“We can definitely build on this,” said senior guard Frank Booker. “We didn’t execute down the stretch defensively or offensively on some of the sets, so that hurt us. Tennessee’s a really good team, so if we mess up, they’re going to take advantage of it – and they did.”
Failure to close games, as much as a lack of leadership and poor point guard play, has been a main theme for the Gamecocks this season. The 70-63 loss to the Texas Tech came as the Red Raiders outscored USC 17-5 over the final five minutes. The 81-76 loss to Mississippi State came as the Bulldogs outscored USC 11-7 over the final 4:51.
South Carolina tried to change the narrative Tuesday. The Gamecocks outscored the Volunteers 20-9 over the final 10 minutes. Booker’s layup with 36 seconds left cut the lead to one.
But Tennessee won because it dominated the game’s final two plays. Grant Williams, UT’s SEC Player of the Year candidate of a forward, scored over Chris Silva – and a late-arriving Booker – to extend the advantage to three with 11 seconds left.
“We knew it was going to (Williams) and we had a set play to make sure that once he did get it, try and double him,” Booker said. “We didn’t execute. And he’s a good player, he made the shot.”
Martin designed USC’s final offensive possession to have multiple options. Myers worked with Minaya on one side while Booker, Carolina’s best 3-point shooter, was on the other.
Booker, who led the Gamecocks with 19 points, rolled to the top of the key off a Maik Kotsar screen.

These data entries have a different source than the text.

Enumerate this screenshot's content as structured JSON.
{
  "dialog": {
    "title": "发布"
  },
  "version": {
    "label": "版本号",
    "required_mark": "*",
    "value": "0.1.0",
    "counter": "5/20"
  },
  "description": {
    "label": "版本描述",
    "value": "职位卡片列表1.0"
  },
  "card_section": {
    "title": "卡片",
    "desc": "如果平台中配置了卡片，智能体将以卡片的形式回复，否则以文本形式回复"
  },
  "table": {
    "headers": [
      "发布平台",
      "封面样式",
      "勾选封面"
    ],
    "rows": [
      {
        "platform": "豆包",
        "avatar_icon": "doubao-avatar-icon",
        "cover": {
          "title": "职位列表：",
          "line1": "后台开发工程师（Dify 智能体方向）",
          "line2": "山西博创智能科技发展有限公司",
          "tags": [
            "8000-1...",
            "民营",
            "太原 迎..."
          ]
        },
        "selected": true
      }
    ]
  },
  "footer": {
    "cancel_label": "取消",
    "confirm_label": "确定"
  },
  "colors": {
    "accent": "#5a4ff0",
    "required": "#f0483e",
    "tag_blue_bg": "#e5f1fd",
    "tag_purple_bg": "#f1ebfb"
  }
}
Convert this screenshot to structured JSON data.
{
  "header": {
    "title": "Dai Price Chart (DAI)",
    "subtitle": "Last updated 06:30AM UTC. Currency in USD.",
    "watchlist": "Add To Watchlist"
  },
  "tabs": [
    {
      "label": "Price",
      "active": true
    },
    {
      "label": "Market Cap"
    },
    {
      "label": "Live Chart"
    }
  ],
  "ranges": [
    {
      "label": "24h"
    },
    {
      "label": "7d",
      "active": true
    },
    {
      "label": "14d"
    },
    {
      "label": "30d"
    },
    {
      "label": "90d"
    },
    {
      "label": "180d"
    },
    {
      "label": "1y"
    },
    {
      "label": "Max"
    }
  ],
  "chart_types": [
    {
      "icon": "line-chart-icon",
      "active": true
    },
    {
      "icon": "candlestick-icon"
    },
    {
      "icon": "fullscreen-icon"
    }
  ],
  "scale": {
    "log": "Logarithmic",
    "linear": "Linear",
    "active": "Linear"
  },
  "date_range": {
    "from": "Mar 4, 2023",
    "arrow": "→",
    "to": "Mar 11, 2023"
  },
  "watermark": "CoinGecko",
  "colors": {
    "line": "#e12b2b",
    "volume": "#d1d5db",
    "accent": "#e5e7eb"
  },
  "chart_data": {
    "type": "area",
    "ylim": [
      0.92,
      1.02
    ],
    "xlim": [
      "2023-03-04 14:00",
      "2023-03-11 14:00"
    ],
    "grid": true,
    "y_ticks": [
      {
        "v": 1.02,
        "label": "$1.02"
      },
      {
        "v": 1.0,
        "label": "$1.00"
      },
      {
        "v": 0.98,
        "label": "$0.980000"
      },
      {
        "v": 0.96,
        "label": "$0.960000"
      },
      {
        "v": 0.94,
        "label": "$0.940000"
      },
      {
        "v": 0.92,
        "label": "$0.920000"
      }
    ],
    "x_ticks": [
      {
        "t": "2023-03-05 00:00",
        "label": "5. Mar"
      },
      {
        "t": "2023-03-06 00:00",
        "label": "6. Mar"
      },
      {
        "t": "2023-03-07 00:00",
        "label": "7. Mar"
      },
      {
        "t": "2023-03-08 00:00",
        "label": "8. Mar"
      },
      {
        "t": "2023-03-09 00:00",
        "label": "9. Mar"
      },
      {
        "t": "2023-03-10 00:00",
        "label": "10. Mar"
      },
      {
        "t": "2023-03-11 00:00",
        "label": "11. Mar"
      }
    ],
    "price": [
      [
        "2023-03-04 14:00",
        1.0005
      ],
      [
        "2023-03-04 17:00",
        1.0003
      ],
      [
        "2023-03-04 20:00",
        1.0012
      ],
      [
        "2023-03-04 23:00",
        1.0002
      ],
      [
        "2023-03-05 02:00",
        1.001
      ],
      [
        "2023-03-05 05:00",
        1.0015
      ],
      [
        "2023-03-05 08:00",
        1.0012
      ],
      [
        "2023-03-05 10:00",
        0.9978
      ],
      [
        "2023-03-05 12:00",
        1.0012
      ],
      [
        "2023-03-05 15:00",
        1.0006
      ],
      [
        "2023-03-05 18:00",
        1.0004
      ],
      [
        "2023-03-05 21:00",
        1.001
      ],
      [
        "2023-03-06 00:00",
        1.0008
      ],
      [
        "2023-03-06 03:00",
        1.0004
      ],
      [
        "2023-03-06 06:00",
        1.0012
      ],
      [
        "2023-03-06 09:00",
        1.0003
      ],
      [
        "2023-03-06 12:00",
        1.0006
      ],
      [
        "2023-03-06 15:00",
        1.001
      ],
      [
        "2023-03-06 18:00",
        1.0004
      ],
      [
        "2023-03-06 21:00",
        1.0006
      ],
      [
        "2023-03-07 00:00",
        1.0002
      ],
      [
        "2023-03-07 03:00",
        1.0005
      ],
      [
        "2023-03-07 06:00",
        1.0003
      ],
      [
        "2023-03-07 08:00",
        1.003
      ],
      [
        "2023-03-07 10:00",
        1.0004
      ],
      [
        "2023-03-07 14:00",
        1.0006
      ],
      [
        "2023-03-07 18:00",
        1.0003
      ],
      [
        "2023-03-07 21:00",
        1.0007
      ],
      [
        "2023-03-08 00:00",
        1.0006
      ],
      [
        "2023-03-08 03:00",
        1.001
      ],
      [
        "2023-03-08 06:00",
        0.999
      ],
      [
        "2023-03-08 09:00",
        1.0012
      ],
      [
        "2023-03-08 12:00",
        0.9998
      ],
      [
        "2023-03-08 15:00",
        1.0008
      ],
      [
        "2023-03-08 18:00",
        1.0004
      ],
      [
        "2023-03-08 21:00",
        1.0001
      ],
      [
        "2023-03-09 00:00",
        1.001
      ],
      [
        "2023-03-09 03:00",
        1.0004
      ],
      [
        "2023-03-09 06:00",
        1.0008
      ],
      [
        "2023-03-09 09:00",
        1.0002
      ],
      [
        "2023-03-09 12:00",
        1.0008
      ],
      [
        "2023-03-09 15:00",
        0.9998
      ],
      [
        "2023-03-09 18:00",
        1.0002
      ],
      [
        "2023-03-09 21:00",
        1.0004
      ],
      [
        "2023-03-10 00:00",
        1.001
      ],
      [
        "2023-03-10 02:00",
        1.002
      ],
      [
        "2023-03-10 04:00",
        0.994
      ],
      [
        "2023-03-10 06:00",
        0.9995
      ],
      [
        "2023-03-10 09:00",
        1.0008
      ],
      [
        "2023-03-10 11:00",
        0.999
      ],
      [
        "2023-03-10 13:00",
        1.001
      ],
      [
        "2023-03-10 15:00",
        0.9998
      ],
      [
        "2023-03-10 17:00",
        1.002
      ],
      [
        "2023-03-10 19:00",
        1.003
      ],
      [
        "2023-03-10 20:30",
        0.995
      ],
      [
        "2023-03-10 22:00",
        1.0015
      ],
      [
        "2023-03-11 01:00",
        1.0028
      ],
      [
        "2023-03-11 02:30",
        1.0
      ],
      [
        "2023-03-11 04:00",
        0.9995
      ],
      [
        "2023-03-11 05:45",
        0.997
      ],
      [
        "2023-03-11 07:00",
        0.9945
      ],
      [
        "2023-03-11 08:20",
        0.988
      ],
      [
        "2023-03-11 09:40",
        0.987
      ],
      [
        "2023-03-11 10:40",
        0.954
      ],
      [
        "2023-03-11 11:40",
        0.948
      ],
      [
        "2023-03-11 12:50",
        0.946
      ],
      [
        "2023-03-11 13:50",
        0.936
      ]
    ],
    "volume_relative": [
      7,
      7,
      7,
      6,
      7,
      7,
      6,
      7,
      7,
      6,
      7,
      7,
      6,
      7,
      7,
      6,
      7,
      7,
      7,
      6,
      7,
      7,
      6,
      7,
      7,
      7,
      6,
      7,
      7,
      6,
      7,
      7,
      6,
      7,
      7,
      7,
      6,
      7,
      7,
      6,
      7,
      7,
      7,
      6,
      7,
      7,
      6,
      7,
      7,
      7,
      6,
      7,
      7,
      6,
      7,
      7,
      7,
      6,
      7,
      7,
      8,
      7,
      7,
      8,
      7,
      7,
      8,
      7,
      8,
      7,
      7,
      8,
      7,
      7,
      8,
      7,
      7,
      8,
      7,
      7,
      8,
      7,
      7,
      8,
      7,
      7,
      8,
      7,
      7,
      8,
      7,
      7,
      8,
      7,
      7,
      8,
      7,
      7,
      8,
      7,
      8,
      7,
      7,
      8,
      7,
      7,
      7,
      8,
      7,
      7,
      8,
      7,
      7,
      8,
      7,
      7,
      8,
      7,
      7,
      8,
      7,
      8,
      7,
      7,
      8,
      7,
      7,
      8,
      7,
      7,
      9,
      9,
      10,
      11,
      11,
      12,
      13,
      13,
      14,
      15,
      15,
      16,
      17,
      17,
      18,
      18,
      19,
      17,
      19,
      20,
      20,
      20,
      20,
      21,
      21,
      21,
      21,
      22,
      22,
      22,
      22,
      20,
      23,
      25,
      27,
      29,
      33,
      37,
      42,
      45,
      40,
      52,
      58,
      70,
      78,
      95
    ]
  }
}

Kotsar, who opened USC’s scoring in the first half with a 3, then flashed to the left wing.
“We expected them, obviously, to guard Booker,” Martin said. “So if they lost him, we’d get a shot. If they didn’t, we were gonna skip and get a backside 3.”
Booker was covered and Kotsar emerged open too late. Minaya had to shoot before the horn sounded.
“I feel like I tried to do my job,” Booker said. “Wesley, I saw him go the other way and he handed it off. I felt like I tried to get open. I think Justin got a clean look and he just missed it. That’s basketball.”
Myers, who had two points in 18 minutes, was running PG on the play because starter Hassani Gravett was out with cramps. Gravett, who scored 12 points and had four assists, exited with 3:15 left and didn’t return.
“He played hard for once in his life, so he cramped up,” Martin said. “When you play real hard and you’re not used to playing that hard all the time, that’s the kind of stuff that happens.
“But he tried today. He was a lot more engaged. He just has some mental lapses. He’s got to figure out a way to eliminate that.”
Good play mixed with key moments of bad. That was the Gamecocks on Tuesday. They host No. 10 Auburn on Saturday.
“It comes down to one stop,” Martin said, “and the defensive assignment that was laid out was not executed. Listening has been a weakness for this team the whole year.”